Saturday, May 28, 2011

A despicable decision by an Irish Judge;Prison is too hard for convicted Garda

This article appeared on Saturday 28 May 2011

As you will read former Garda Dean Foley was convicted
after he administered a brutal beating to one Stephen Gerard
Murphy. Garda Foley was off-duty when he knocked Mr. Murphry
unconscious, and caused 'bleeding to the brain.'

Mr. Murphy also suffered 'broken teeth and broken bones to his
face, and "got an unmerciful beating".'

Garda Foley was convicted of the brutal assault and sentenced to
18 months in prison. So what does it mean when a Garda can almost
kill someone or leave them with permanent damage and only spend
one day in jail because he's so stressed out that the judge agrees
that 'prison time would be harder for a garda, as he would have to
be "isolated" from the general prison population.'

Tough sh*t. there is a principle that perhaps Judge Seán Ó Donnabháin
has never heard in all of his law training. That principle is that 'No
person is above the law.'

Judge Seán Ó Donnabháin by this decision means that Garda are above the law,
and in the Judges eyes no brutality should force a Garda into jail...why GEEZ
it's just too hard on the fella.

Too bad. This is another in a long line of despicable decisions by the Irish
judiciary. Some members of the judiciary give light sentences to rapists,
and paedophile priests. This decision belongs next to it. The article is
below in full.

Jail too hard for garda: judge

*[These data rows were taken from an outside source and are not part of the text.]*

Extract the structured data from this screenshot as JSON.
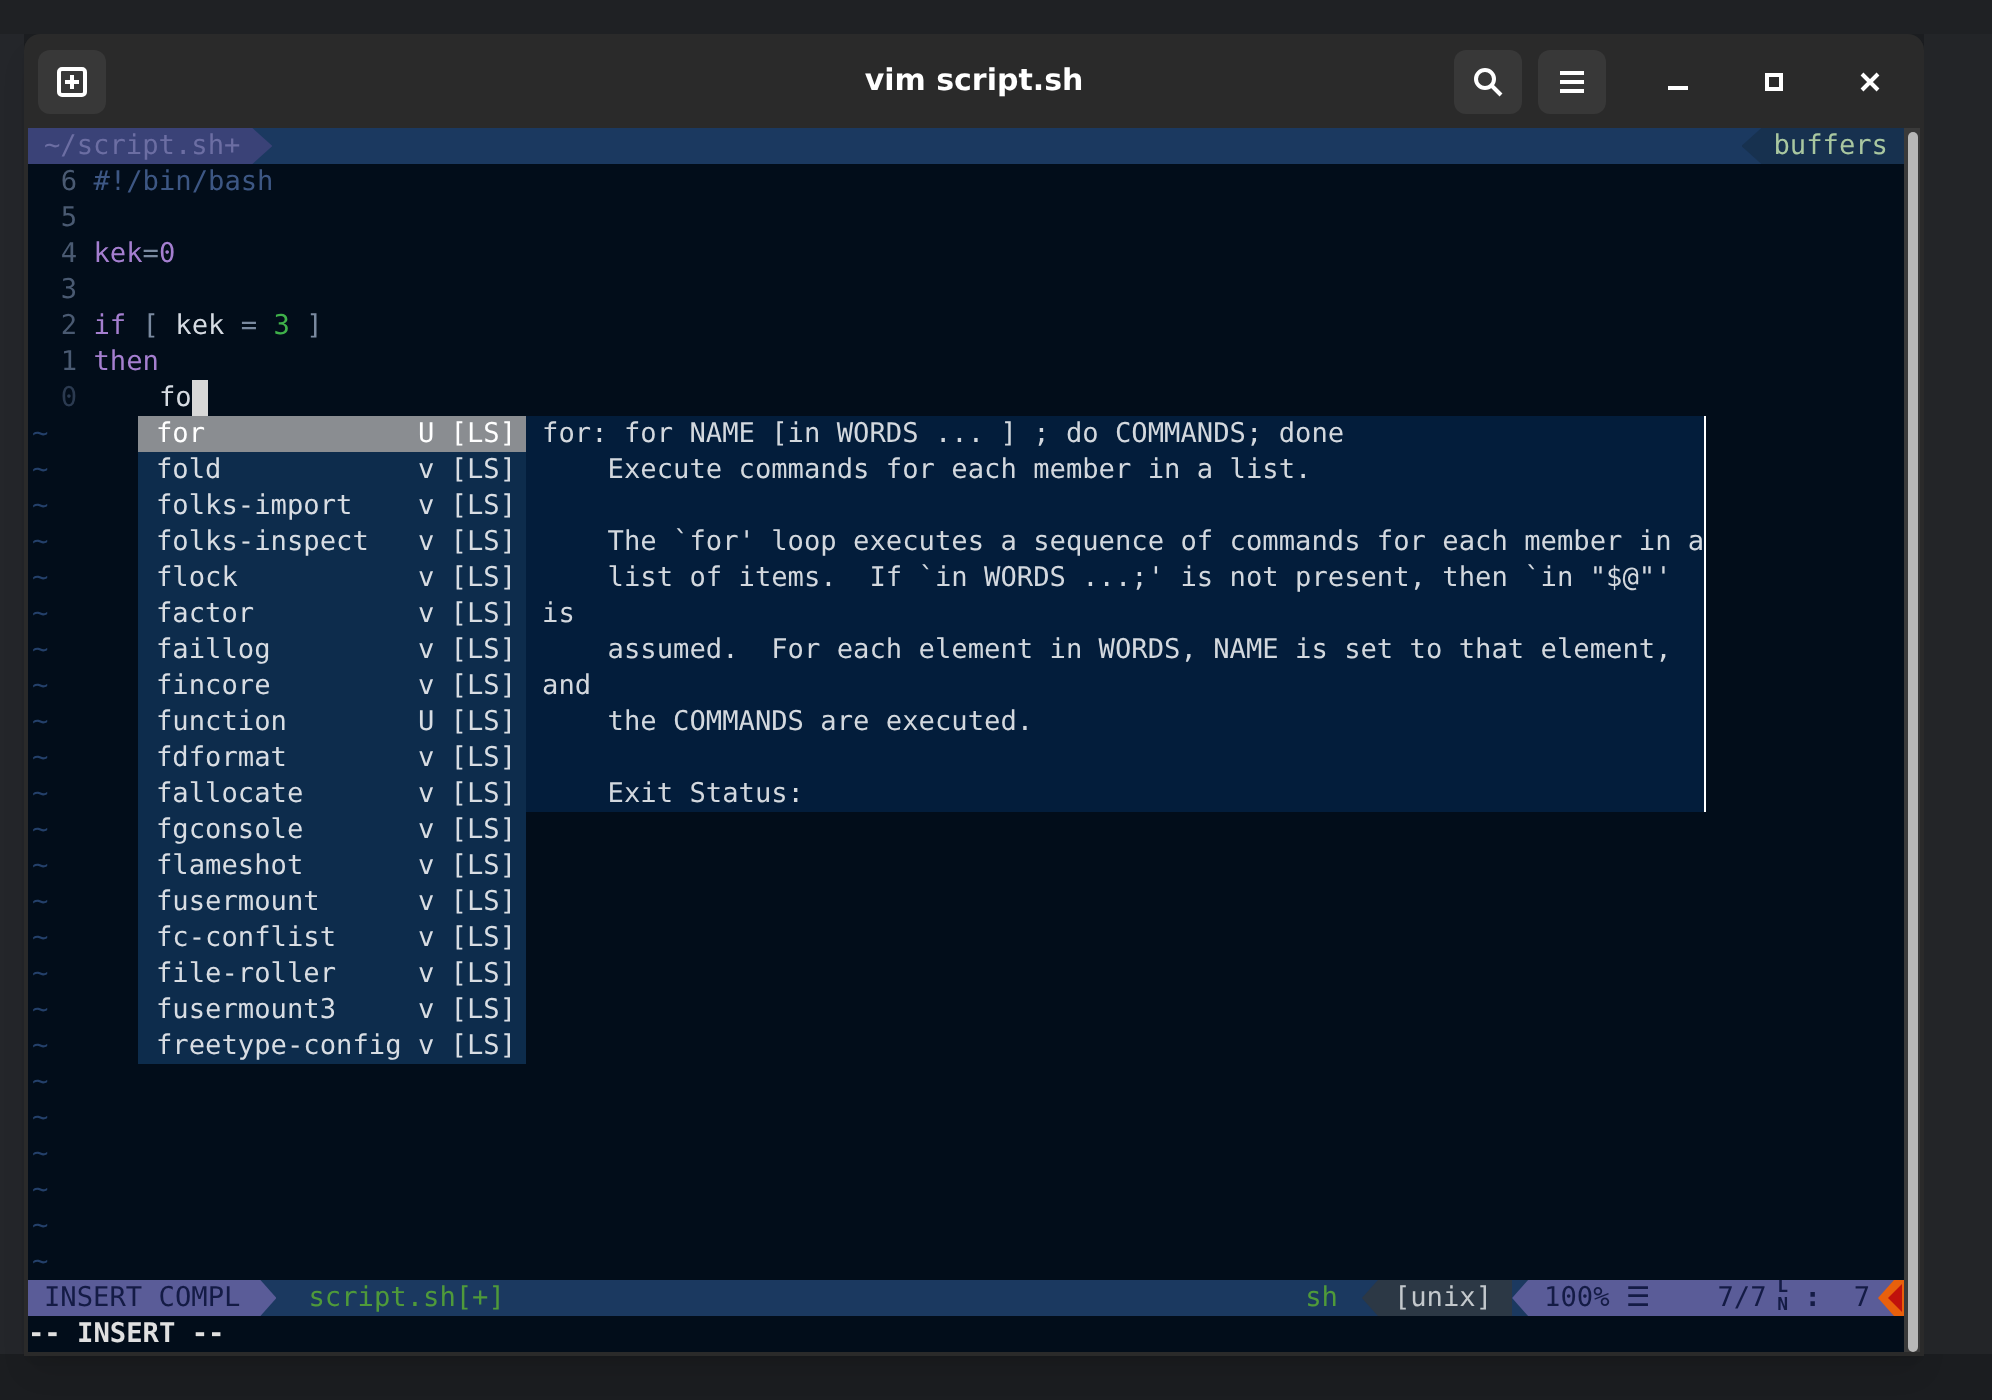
{
  "window": {
    "title": "vim script.sh"
  },
  "tabline": {
    "tab": "~/script.sh+",
    "right": "buffers"
  },
  "lines": [
    {
      "number": "6",
      "current": false,
      "cursor": false,
      "tokens": [
        {
          "kind": "comment",
          "text": "#!/bin/bash"
        }
      ]
    },
    {
      "number": "5",
      "current": false,
      "cursor": false
    },
    {
      "number": "4",
      "current": false,
      "cursor": false,
      "tokens": [
        {
          "kind": "keyword",
          "text": "kek"
        },
        {
          "kind": "operator",
          "text": "="
        },
        {
          "kind": "keyword",
          "text": "0"
        }
      ]
    },
    {
      "number": "3",
      "current": false,
      "cursor": false
    },
    {
      "number": "2",
      "current": false,
      "cursor": false,
      "tokens": [
        {
          "kind": "keyword",
          "text": "if"
        },
        {
          "kind": "operator",
          "text": " [ "
        },
        {
          "kind": "plain",
          "text": "kek"
        },
        {
          "kind": "operator",
          "text": " = "
        },
        {
          "kind": "number",
          "text": "3"
        },
        {
          "kind": "operator",
          "text": " ]"
        }
      ]
    },
    {
      "number": "1",
      "current": false,
      "cursor": false,
      "tokens": [
        {
          "kind": "keyword",
          "text": "then"
        }
      ]
    },
    {
      "number": "0",
      "current": true,
      "cursor": true,
      "tokens": [
        {
          "kind": "plain",
          "text": "    fo"
        }
      ]
    }
  ],
  "filler": [
    "~",
    "~",
    "~",
    "~",
    "~",
    "~",
    "~",
    "~",
    "~",
    "~",
    "~",
    "~",
    "~",
    "~",
    "~",
    "~",
    "~",
    "~",
    "~",
    "~",
    "~",
    "~",
    "~",
    "~"
  ],
  "completion": {
    "items": [
      {
        "word": "for",
        "kind": "U",
        "source": "[LS]",
        "selected": true
      },
      {
        "word": "fold",
        "kind": "v",
        "source": "[LS]",
        "selected": false
      },
      {
        "word": "folks-import",
        "kind": "v",
        "source": "[LS]",
        "selected": false
      },
      {
        "word": "folks-inspect",
        "kind": "v",
        "source": "[LS]",
        "selected": false
      },
      {
        "word": "flock",
        "kind": "v",
        "source": "[LS]",
        "selected": false
      },
      {
        "word": "factor",
        "kind": "v",
        "source": "[LS]",
        "selected": false
      },
      {
        "word": "faillog",
        "kind": "v",
        "source": "[LS]",
        "selected": false
      },
      {
        "word": "fincore",
        "kind": "v",
        "source": "[LS]",
        "selected": false
      },
      {
        "word": "function",
        "kind": "U",
        "source": "[LS]",
        "selected": false
      },
      {
        "word": "fdformat",
        "kind": "v",
        "source": "[LS]",
        "selected": false
      },
      {
        "word": "fallocate",
        "kind": "v",
        "source": "[LS]",
        "selected": false
      },
      {
        "word": "fgconsole",
        "kind": "v",
        "source": "[LS]",
        "selected": false
      },
      {
        "word": "flameshot",
        "kind": "v",
        "source": "[LS]",
        "selected": false
      },
      {
        "word": "fusermount",
        "kind": "v",
        "source": "[LS]",
        "selected": false
      },
      {
        "word": "fc-conflist",
        "kind": "v",
        "source": "[LS]",
        "selected": false
      },
      {
        "word": "file-roller",
        "kind": "v",
        "source": "[LS]",
        "selected": false
      },
      {
        "word": "fusermount3",
        "kind": "v",
        "source": "[LS]",
        "selected": false
      },
      {
        "word": "freetype-config",
        "kind": "v",
        "source": "[LS]",
        "selected": false
      }
    ],
    "info_paragraphs": [
      [
        "for: for NAME [in WORDS ... ] ; do COMMANDS; done",
        "    Execute commands for each member in a list."
      ],
      [
        "    The `for' loop executes a sequence of commands for each member in a",
        "    list of items.  If `in WORDS ...;' is not present, then `in \"$@\"'",
        "is",
        "    assumed.  For each element in WORDS, NAME is set to that element,",
        "and",
        "    the COMMANDS are executed."
      ],
      [
        "    Exit Status:"
      ]
    ]
  },
  "statusline": {
    "mode": "INSERT COMPL",
    "file": "script.sh[+]",
    "filetype": "sh",
    "format": "[unix]",
    "percent": "100%",
    "percent_icon": "☰",
    "position": "7/7",
    "line_glyph": [
      "L",
      "N"
    ],
    "separator": ":",
    "column": "7"
  },
  "command_line": "-- INSERT --"
}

By Liam Heylin and Jennifer Hough

Saturday, May 28, 2011

JAIL is harder for a garda than an ordinary prisoner, a judge accepted yesterday after allowing a member of the force to walk free after serving just one day of his sentence.

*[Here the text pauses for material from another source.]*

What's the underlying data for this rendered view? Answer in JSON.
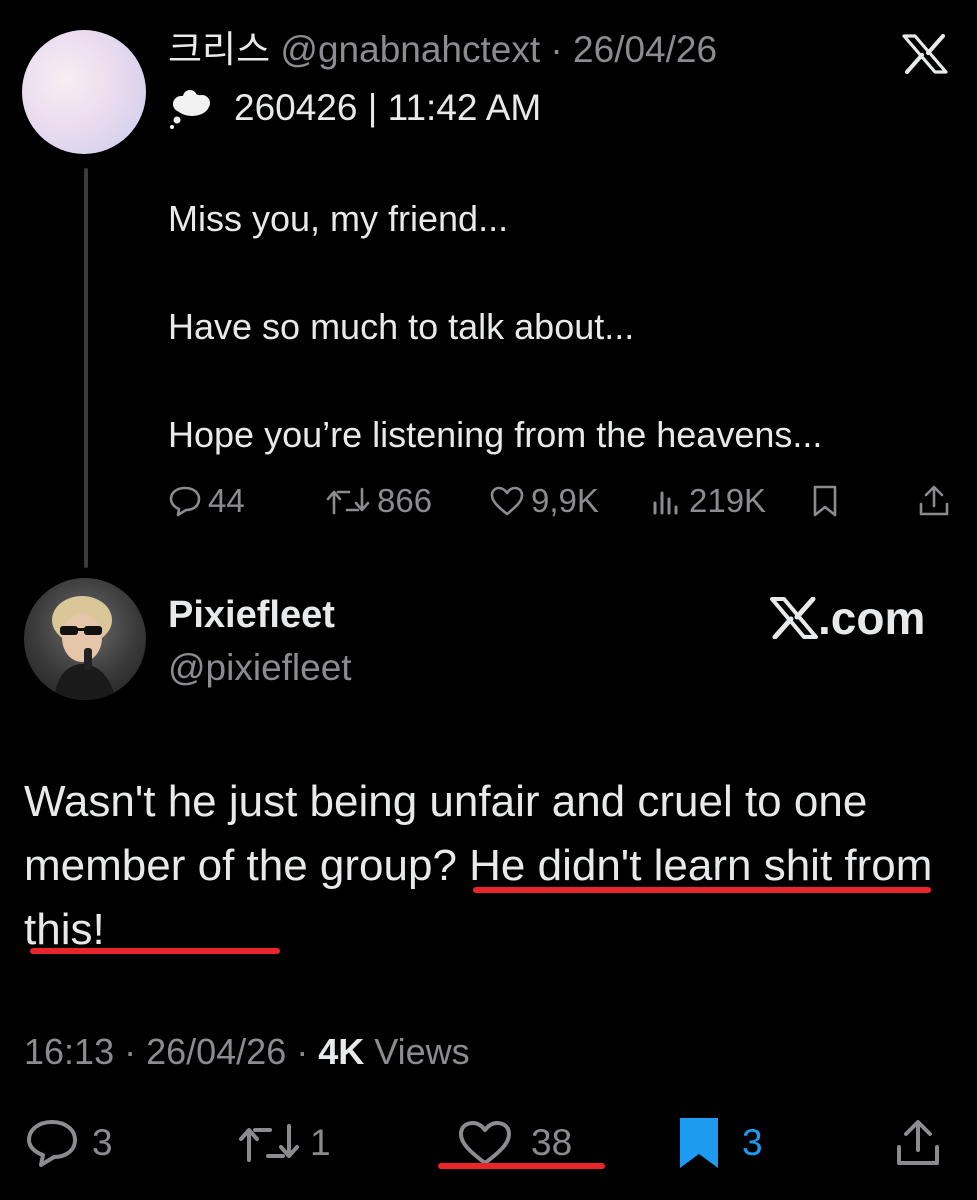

The release of Dean Foley, who was on Thursday given an 18-month sentence, with 12 months suspended, for seriously assaulting a man, has been branded shocking and outrageous by Sinn Féin’s justice spokesman, Jonathan O’Brien.

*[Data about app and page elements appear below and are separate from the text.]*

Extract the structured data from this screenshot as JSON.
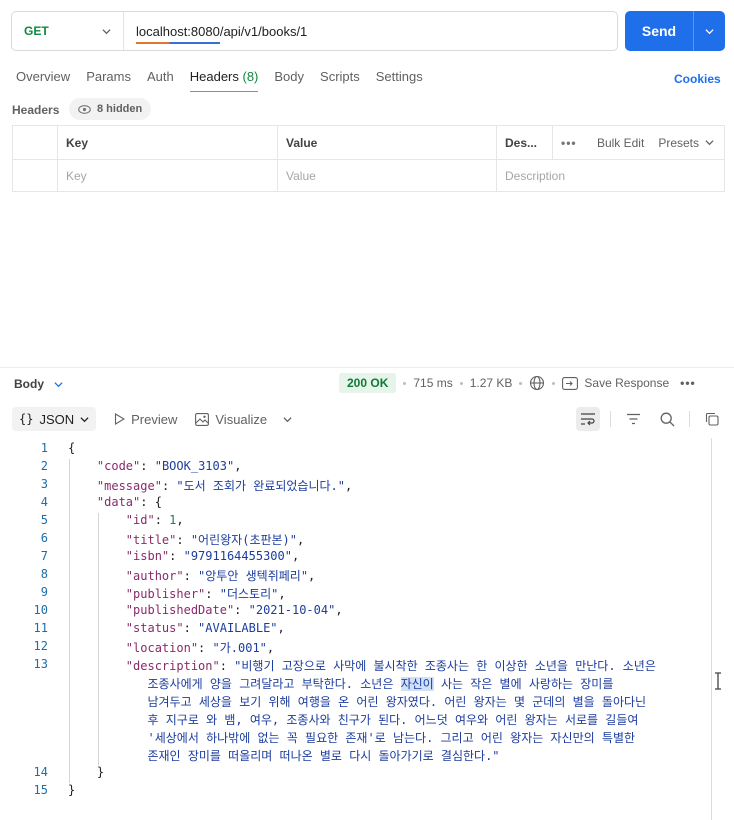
{
  "request": {
    "method": "GET",
    "url": "localhost:8080/api/v1/books/1",
    "send_label": "Send"
  },
  "tabs": [
    {
      "label": "Overview"
    },
    {
      "label": "Params"
    },
    {
      "label": "Auth"
    },
    {
      "label": "Headers",
      "count": "(8)",
      "active": true
    },
    {
      "label": "Body"
    },
    {
      "label": "Scripts"
    },
    {
      "label": "Settings"
    }
  ],
  "cookies_label": "Cookies",
  "headers_section": {
    "title": "Headers",
    "hidden_label": "8 hidden",
    "columns": [
      "Key",
      "Value",
      "Des..."
    ],
    "bulk_edit": "Bulk Edit",
    "presets": "Presets",
    "placeholders": {
      "key": "Key",
      "value": "Value",
      "description": "Description"
    }
  },
  "response": {
    "title": "Body",
    "status": "200 OK",
    "time": "715 ms",
    "size": "1.27 KB",
    "save_label": "Save Response",
    "format": "JSON",
    "preview": "Preview",
    "visualize": "Visualize"
  },
  "code_lines": [
    {
      "n": "1",
      "segs": [
        {
          "t": "p",
          "v": "{"
        }
      ]
    },
    {
      "n": "2",
      "segs": [
        {
          "t": "p",
          "v": "    "
        },
        {
          "t": "k",
          "v": "\"code\""
        },
        {
          "t": "p",
          "v": ": "
        },
        {
          "t": "s",
          "v": "\"BOOK_3103\""
        },
        {
          "t": "p",
          "v": ","
        }
      ]
    },
    {
      "n": "3",
      "segs": [
        {
          "t": "p",
          "v": "    "
        },
        {
          "t": "k",
          "v": "\"message\""
        },
        {
          "t": "p",
          "v": ": "
        },
        {
          "t": "s",
          "v": "\"도서 조회가 완료되었습니다.\""
        },
        {
          "t": "p",
          "v": ","
        }
      ]
    },
    {
      "n": "4",
      "segs": [
        {
          "t": "p",
          "v": "    "
        },
        {
          "t": "k",
          "v": "\"data\""
        },
        {
          "t": "p",
          "v": ": {"
        }
      ]
    },
    {
      "n": "5",
      "segs": [
        {
          "t": "p",
          "v": "        "
        },
        {
          "t": "k",
          "v": "\"id\""
        },
        {
          "t": "p",
          "v": ": "
        },
        {
          "t": "n",
          "v": "1"
        },
        {
          "t": "p",
          "v": ","
        }
      ]
    },
    {
      "n": "6",
      "segs": [
        {
          "t": "p",
          "v": "        "
        },
        {
          "t": "k",
          "v": "\"title\""
        },
        {
          "t": "p",
          "v": ": "
        },
        {
          "t": "s",
          "v": "\"어린왕자(초판본)\""
        },
        {
          "t": "p",
          "v": ","
        }
      ]
    },
    {
      "n": "7",
      "segs": [
        {
          "t": "p",
          "v": "        "
        },
        {
          "t": "k",
          "v": "\"isbn\""
        },
        {
          "t": "p",
          "v": ": "
        },
        {
          "t": "s",
          "v": "\"9791164455300\""
        },
        {
          "t": "p",
          "v": ","
        }
      ]
    },
    {
      "n": "8",
      "segs": [
        {
          "t": "p",
          "v": "        "
        },
        {
          "t": "k",
          "v": "\"author\""
        },
        {
          "t": "p",
          "v": ": "
        },
        {
          "t": "s",
          "v": "\"앙투안 생텍쥐페리\""
        },
        {
          "t": "p",
          "v": ","
        }
      ]
    },
    {
      "n": "9",
      "segs": [
        {
          "t": "p",
          "v": "        "
        },
        {
          "t": "k",
          "v": "\"publisher\""
        },
        {
          "t": "p",
          "v": ": "
        },
        {
          "t": "s",
          "v": "\"더스토리\""
        },
        {
          "t": "p",
          "v": ","
        }
      ]
    },
    {
      "n": "10",
      "segs": [
        {
          "t": "p",
          "v": "        "
        },
        {
          "t": "k",
          "v": "\"publishedDate\""
        },
        {
          "t": "p",
          "v": ": "
        },
        {
          "t": "s",
          "v": "\"2021-10-04\""
        },
        {
          "t": "p",
          "v": ","
        }
      ]
    },
    {
      "n": "11",
      "segs": [
        {
          "t": "p",
          "v": "        "
        },
        {
          "t": "k",
          "v": "\"status\""
        },
        {
          "t": "p",
          "v": ": "
        },
        {
          "t": "s",
          "v": "\"AVAILABLE\""
        },
        {
          "t": "p",
          "v": ","
        }
      ]
    },
    {
      "n": "12",
      "segs": [
        {
          "t": "p",
          "v": "        "
        },
        {
          "t": "k",
          "v": "\"location\""
        },
        {
          "t": "p",
          "v": ": "
        },
        {
          "t": "s",
          "v": "\"가.001\""
        },
        {
          "t": "p",
          "v": ","
        }
      ]
    },
    {
      "n": "13",
      "segs": [
        {
          "t": "p",
          "v": "        "
        },
        {
          "t": "k",
          "v": "\"description\""
        },
        {
          "t": "p",
          "v": ": "
        },
        {
          "t": "s",
          "v": "\"비행기 고장으로 사막에 불시착한 조종사는 한 이상한 소년을 만난다. 소년은"
        }
      ]
    },
    {
      "n": "",
      "segs": [
        {
          "t": "s",
          "v": "           조종사에게 양을 그려달라고 부탁한다. 소년은 "
        },
        {
          "t": "sel",
          "v": "자신이"
        },
        {
          "t": "s",
          "v": " 사는 작은 별에 사랑하는 장미를"
        }
      ]
    },
    {
      "n": "",
      "segs": [
        {
          "t": "s",
          "v": "           남겨두고 세상을 보기 위해 여행을 온 어린 왕자였다. 어린 왕자는 몇 군데의 별을 돌아다닌"
        }
      ]
    },
    {
      "n": "",
      "segs": [
        {
          "t": "s",
          "v": "           후 지구로 와 뱀, 여우, 조종사와 친구가 된다. 어느덧 여우와 어린 왕자는 서로를 길들여"
        }
      ]
    },
    {
      "n": "",
      "segs": [
        {
          "t": "s",
          "v": "           '세상에서 하나밖에 없는 꼭 필요한 존재'로 남는다. 그리고 어린 왕자는 자신만의 특별한"
        }
      ]
    },
    {
      "n": "",
      "segs": [
        {
          "t": "s",
          "v": "           존재인 장미를 떠올리며 떠나온 별로 다시 돌아가기로 결심한다.\""
        }
      ]
    },
    {
      "n": "14",
      "segs": [
        {
          "t": "p",
          "v": "    }"
        }
      ]
    },
    {
      "n": "15",
      "segs": [
        {
          "t": "p",
          "v": "}"
        }
      ]
    }
  ]
}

Foley, a garda from Blarney, Co Cork, had his sentence fully suspended yesterday after Judge Seán Ó Donnabháin accepted a defence argument that prison time would be harder for a garda, as he would have to be "isolated" from the general prison population.

Mr O’Brien, a TD for Cork North Central, said the decision was unjust and unfair and amounted to immunity for gardaí who break the law. He said the decision reflected the mindset of sectors of society that believe that those in a position of power have more rights than ordinary people.

Foley, whose resignation from the force was accepted last night, was initially jailed for assaulting Stephen Murphy in Cork city centre in September 2009. The court heard Mr Murphy was knocked unconscious, suffered bleeding to the brain, broken teeth and broken bones to his face, and "got an unmerciful beating".

Yesterday, however, Judge Ó Donnabháin suspended all of Foley’s sentence when it was re-entered at Cork Circuit Criminal Court.

"We are in a completely different place today than we were yesterday," he said, after hearing from Donal O’Sullivan, defence barrister, on a point in mitigation that he had omitted from his submission on Thursday.

Mr O’Sullivan submitted yesterday "it is a much more difficult thing" for a garda or prison officer to serve a sentence.

"He will have to be isolated. He inevitably will spend a greater amount of time in his cell. He will have to be kept out of the general prison population. It will be a much more difficult sentence for him.

"Going by what I am told by prison officers, he will be taken to the Midlands Prison where there is a special section to hold him. He will have to be kept separate from other prisoners. Opportunity to mingle will not be there," Mr O’Sullivan told the court.

"I will affirm the 18 months, and suspend the balance of it as from today," the judge said.

Foley then walked free from court amid emotional family scenes.

No comments:

Post a Comment